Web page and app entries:

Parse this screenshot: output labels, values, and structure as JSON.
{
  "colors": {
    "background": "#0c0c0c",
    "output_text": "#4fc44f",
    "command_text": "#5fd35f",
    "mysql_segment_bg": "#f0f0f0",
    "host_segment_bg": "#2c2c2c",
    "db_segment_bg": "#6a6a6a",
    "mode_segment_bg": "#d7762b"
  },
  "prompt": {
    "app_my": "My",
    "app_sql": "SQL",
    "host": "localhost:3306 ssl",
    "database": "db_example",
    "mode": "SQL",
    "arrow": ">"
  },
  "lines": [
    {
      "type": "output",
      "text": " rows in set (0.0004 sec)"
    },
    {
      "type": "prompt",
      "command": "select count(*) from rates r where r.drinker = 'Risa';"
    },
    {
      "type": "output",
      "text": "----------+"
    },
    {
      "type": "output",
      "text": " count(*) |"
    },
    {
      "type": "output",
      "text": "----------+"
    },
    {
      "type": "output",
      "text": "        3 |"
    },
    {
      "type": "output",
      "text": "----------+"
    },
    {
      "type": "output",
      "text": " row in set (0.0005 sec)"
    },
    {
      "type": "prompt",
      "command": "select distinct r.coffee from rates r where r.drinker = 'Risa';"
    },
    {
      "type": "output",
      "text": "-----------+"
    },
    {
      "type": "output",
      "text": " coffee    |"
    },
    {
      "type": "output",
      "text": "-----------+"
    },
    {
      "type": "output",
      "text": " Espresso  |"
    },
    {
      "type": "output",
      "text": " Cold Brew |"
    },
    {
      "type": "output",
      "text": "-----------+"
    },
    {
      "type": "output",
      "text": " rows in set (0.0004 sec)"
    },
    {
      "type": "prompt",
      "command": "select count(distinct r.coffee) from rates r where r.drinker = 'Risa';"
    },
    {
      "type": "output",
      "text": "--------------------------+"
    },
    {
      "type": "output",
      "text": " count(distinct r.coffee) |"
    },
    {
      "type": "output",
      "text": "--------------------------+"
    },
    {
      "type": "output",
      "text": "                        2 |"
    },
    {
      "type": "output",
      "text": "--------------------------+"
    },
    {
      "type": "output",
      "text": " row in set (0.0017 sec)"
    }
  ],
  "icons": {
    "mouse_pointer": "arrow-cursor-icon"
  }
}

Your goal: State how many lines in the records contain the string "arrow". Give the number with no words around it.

Answer to this problem: 2